Habitat and Protected Areas
FSD champions regular oversight and support for protecting the irreplaceable habitats and protected areas of the Sonoran Desert in the United States and Mexico. Currently our focus is on the management and protection of the Cabeza Prieta National Wildlife Refuge, Organ Pipe National Monument, the Sonoran Desert National Monument, and the El Pinacate and Gran Desierto de Altar Biosphere Reserves. Unprotected land in Arizona is vulnerable to the impact of human activities (see below for examples) so stewardship of these monuments is crucial to the health of the Sonoran Desert.
Native inhabitants of the Sonoran Desert engaged in what today would be termed eco-agriculture: the production of crops in synch with local ecological conditions of climate, water, and soil. More recently, however, huge swaths of the desert have been dedicated to industrial agriculture (mostly monocultures). Many of the crops planted today—like cotton— require much more water than native plants. Modern agriculture has both destroyed native habitat and required drilling for ever deeper wells to satisfy these thirsty plants, compromising native biodiversity. Learning the original eco-agricultural techniques from native practitioners could help restore these lands, conserve water, and promote economic benefits to local communities.
A dominant use of open landscapes of the Sonoran Desert is cattle grazing. Early grazing was uncontrolled and in many areas led to a total replacement of some native plant communities. Even today the presence of cattle leads to trampling and erosion of native soils and the fouling of water sources. Cattle grazing severely compromises native species, including many endangered plants and animals. Predator control programs to protect cattle have led to endangerment or even extirpation of key predators such as the grizzly bear and the Mexican gray wolf. Cattle grazing in the arid Sonoran Desert produces a very small fraction of the beef available in conventional markets, yet its impact on the health of this ecosystem is profound.
Modern civilizations depend upon mining to provide most of the raw materials we need to make the products we feel we can’t live without. But mining also has a cost: the unsustainable burden it places on the land. To produce a small amount of product, millions of tons of waste are created which destroy habitat, foul water, reduce air quality, and threaten the survival of wildlife.
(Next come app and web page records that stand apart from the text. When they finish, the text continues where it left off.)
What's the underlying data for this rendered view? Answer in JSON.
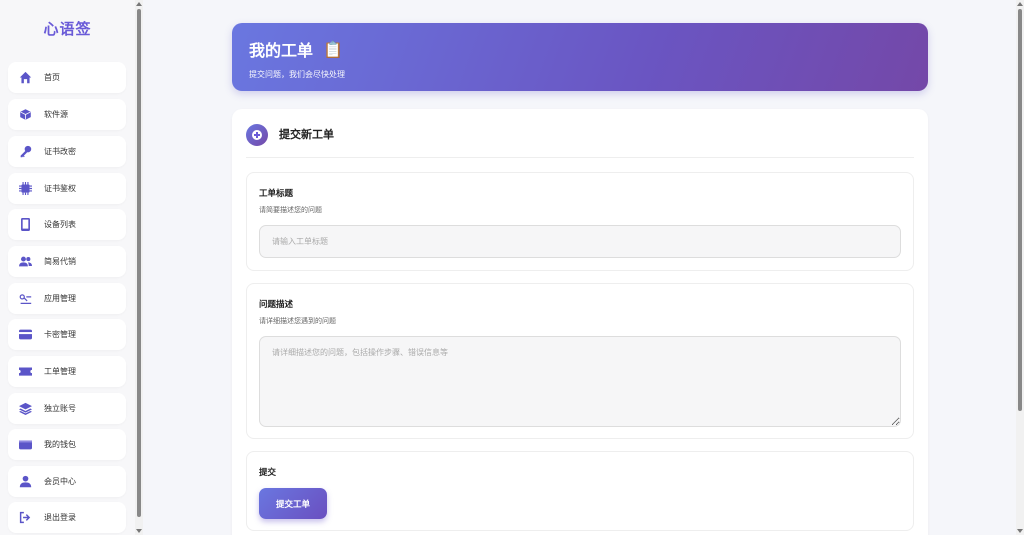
{
  "app": {
    "logo_text": "心语签",
    "accent": "#6a5bd8"
  },
  "sidebar": {
    "items": [
      {
        "label": "首页",
        "icon": "home-icon"
      },
      {
        "label": "软件源",
        "icon": "box-icon"
      },
      {
        "label": "证书改密",
        "icon": "key-icon"
      },
      {
        "label": "证书鉴权",
        "icon": "chip-icon"
      },
      {
        "label": "设备列表",
        "icon": "phone-icon"
      },
      {
        "label": "简易代销",
        "icon": "users-icon"
      },
      {
        "label": "应用管理",
        "icon": "apps-icon"
      },
      {
        "label": "卡密管理",
        "icon": "card-icon"
      },
      {
        "label": "工单管理",
        "icon": "ticket-icon"
      },
      {
        "label": "独立账号",
        "icon": "layers-icon"
      },
      {
        "label": "我的钱包",
        "icon": "wallet-icon"
      },
      {
        "label": "会员中心",
        "icon": "user-icon"
      },
      {
        "label": "退出登录",
        "icon": "logout-icon"
      }
    ]
  },
  "header": {
    "title": "我的工单",
    "emoji": "📋",
    "subtitle": "提交问题，我们会尽快处理"
  },
  "form": {
    "title": "提交新工单",
    "ticket_title": {
      "label": "工单标题",
      "hint": "请简要描述您的问题",
      "placeholder": "请输入工单标题",
      "value": ""
    },
    "description": {
      "label": "问题描述",
      "hint": "请详细描述您遇到的问题",
      "placeholder": "请详细描述您的问题，包括操作步骤、错误信息等",
      "value": ""
    },
    "submit": {
      "label": "提交",
      "button_label": "提交工单"
    }
  }
}
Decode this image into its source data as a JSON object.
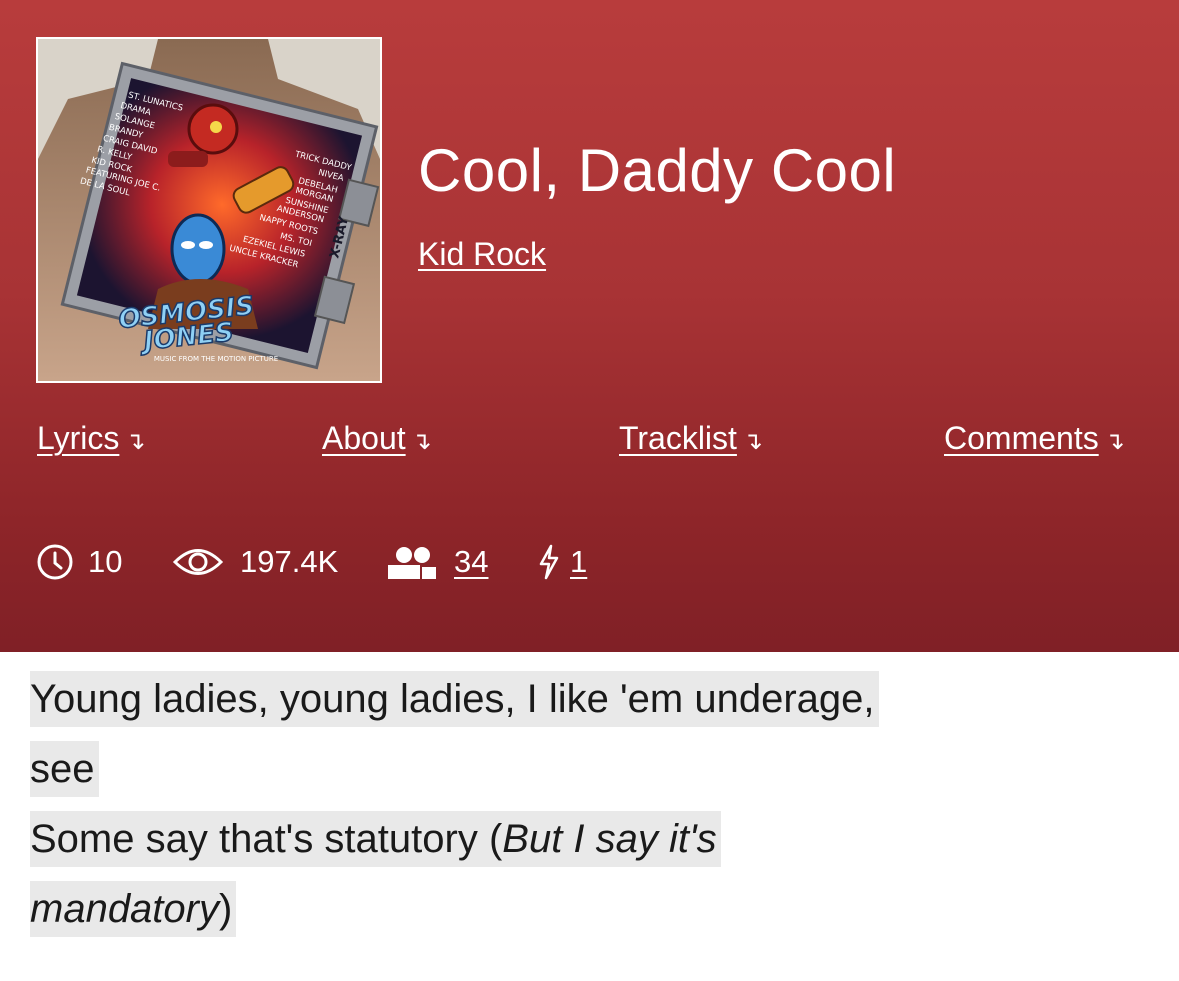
{
  "song": {
    "title": "Cool, Daddy Cool",
    "artist": "Kid Rock"
  },
  "cover": {
    "alt": "Osmosis Jones – Music from the Motion Picture",
    "artists_left": [
      "ST. LUNATICS",
      "DRAMA",
      "SOLANGE",
      "BRANDY",
      "CRAIG DAVID",
      "R. KELLY",
      "KID ROCK",
      "FEATURING JOE C.",
      "DE LA SOUL"
    ],
    "artists_right": [
      "TRICK DADDY",
      "NIVEA",
      "DEBELAH",
      "MORGAN",
      "SUNSHINE",
      "ANDERSON",
      "NAPPY ROOTS",
      "MS. TOI",
      "EZEKIEL LEWIS",
      "UNCLE KRACKER"
    ],
    "xray_label": "X-RAY",
    "logo_line1": "OSMOSIS",
    "logo_line2": "JONES",
    "subtitle": "MUSIC FROM THE MOTION PICTURE"
  },
  "nav": {
    "lyrics": "Lyrics",
    "about": "About",
    "tracklist": "Tracklist",
    "comments": "Comments",
    "arrow": "↴"
  },
  "stats": {
    "transcribers": "10",
    "views": "197.4K",
    "contributors": "34",
    "pyongs": "1"
  },
  "lyrics": {
    "line1": "Young ladies, young ladies, I like 'em underage,",
    "line2": "see",
    "line3_plain": "Some say that's statutory (",
    "line3_italic": "But I say it's",
    "line4_italic": "mandatory",
    "line4_close": ")"
  },
  "colors": {
    "header_top": "#b83c3c",
    "header_bottom": "#802026",
    "highlight": "#e9e9e9"
  }
}
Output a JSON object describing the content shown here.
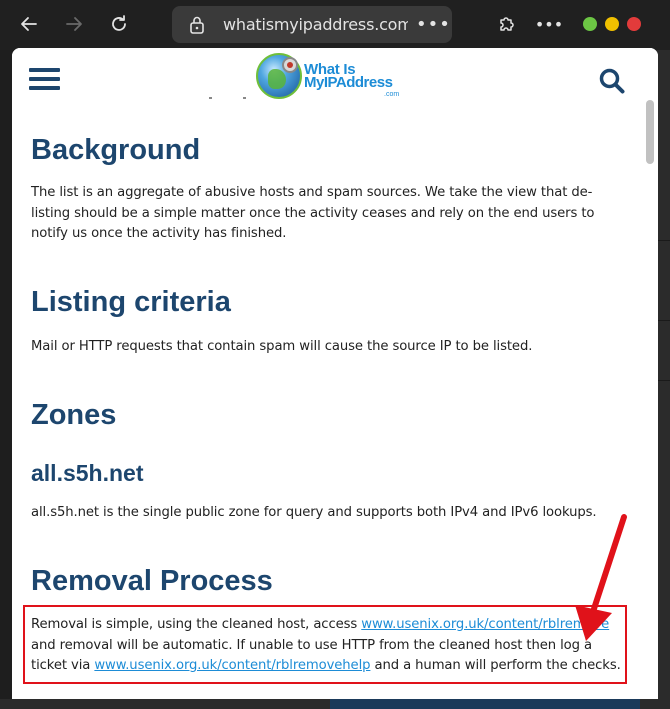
{
  "browser": {
    "url": "whatismyipaddress.com/",
    "more_glyph": "•••",
    "toolbar_more_glyph": "•••",
    "colors": {
      "bg": "#202020",
      "address_bg": "#3a3a3a",
      "text": "#e3e3e3",
      "dot_green": "#6cc644",
      "dot_yellow": "#f0c000",
      "dot_red": "#e23b3b"
    }
  },
  "site": {
    "logo": {
      "line1": "What Is",
      "line2": "MyIPAddress",
      "line3": ".com"
    },
    "colors": {
      "heading": "#1d466e",
      "link": "#1d8cd6",
      "highlight": "#e0121a"
    }
  },
  "sections": {
    "background": {
      "title": "Background",
      "body": "The list is an aggregate of abusive hosts and spam sources. We take the view that de-listing should be a simple matter once the activity ceases and rely on the end users to notify us once the activity has finished."
    },
    "listing": {
      "title": "Listing criteria",
      "body": "Mail or HTTP requests that contain spam will cause the source IP to be listed."
    },
    "zones": {
      "title": "Zones",
      "subtitle": "all.s5h.net",
      "body": "all.s5h.net is the single public zone for query and supports both IPv4 and IPv6 lookups."
    },
    "removal": {
      "title": "Removal Process",
      "text1": "Removal is simple, using the cleaned host, access ",
      "link1": "www.usenix.org.uk/content/rblremove",
      "text2": " and removal will be automatic. If unable to use HTTP from the cleaned host then log a ticket via ",
      "link2": "www.usenix.org.uk/content/rblremovehelp",
      "text3": " and a human will perform the checks."
    }
  }
}
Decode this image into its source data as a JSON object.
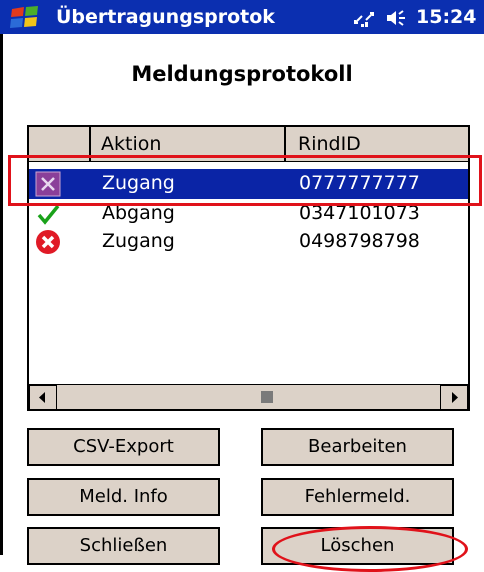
{
  "window": {
    "title": "Übertragungsprotok",
    "time": "15:24",
    "status_icons": [
      "connectivity-icon",
      "volume-icon"
    ],
    "logo_icon": "windows-flag-icon"
  },
  "dialog": {
    "heading": "Meldungsprotokoll"
  },
  "table": {
    "columns": [
      "Aktion",
      "RindID"
    ],
    "rows": [
      {
        "status": "pending",
        "status_icon": "purple-box-x-icon",
        "aktion": "Zugang",
        "rindid": "0777777777",
        "selected": true
      },
      {
        "status": "success",
        "status_icon": "green-check-icon",
        "aktion": "Abgang",
        "rindid": "0347101073",
        "selected": false
      },
      {
        "status": "error",
        "status_icon": "red-x-circle-icon",
        "aktion": "Zugang",
        "rindid": "0498798798",
        "selected": false
      }
    ]
  },
  "buttons": {
    "csv_export": "CSV-Export",
    "bearbeiten": "Bearbeiten",
    "meld_info": "Meld. Info",
    "fehlermeld": "Fehlermeld.",
    "schliessen": "Schließen",
    "loeschen": "Löschen"
  },
  "colors": {
    "titlebar": "#0b2fb0",
    "selection": "#0a24a6",
    "button_face": "#dcd2c8",
    "annotation_red": "#e0121a"
  }
}
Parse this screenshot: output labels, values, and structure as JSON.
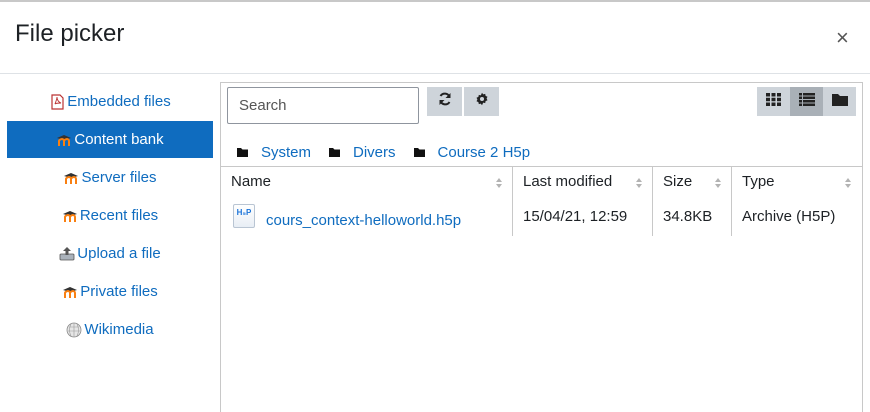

The United States operates under the antiquated General Mining Law of 1872, which makes most public land open to mining. As stewards of our public lands, we must actively engage in the process of determining when and where mining is most appropriate so that the land and resources we need are not destroyed for short term profit.
Many people enjoy recreational target shooting. However, some shooters use desert plants, like saguaro cactuses, as targets and many plants that have been shot have actually died from lead poisoning. Petroglyphs and other cultural artifacts have been destroyed by target shooters—thousands of years of our cultural heritage can be destroyed in just a few seconds. Hikers, mountain bikers, and wildlife are all at risk of being hit by stray bullets. For these reasons, firearm experts and conservationists recommend that recreational target shooting take place inside designated ranges where the sport can be enjoyed safely with minimal harm to the environment.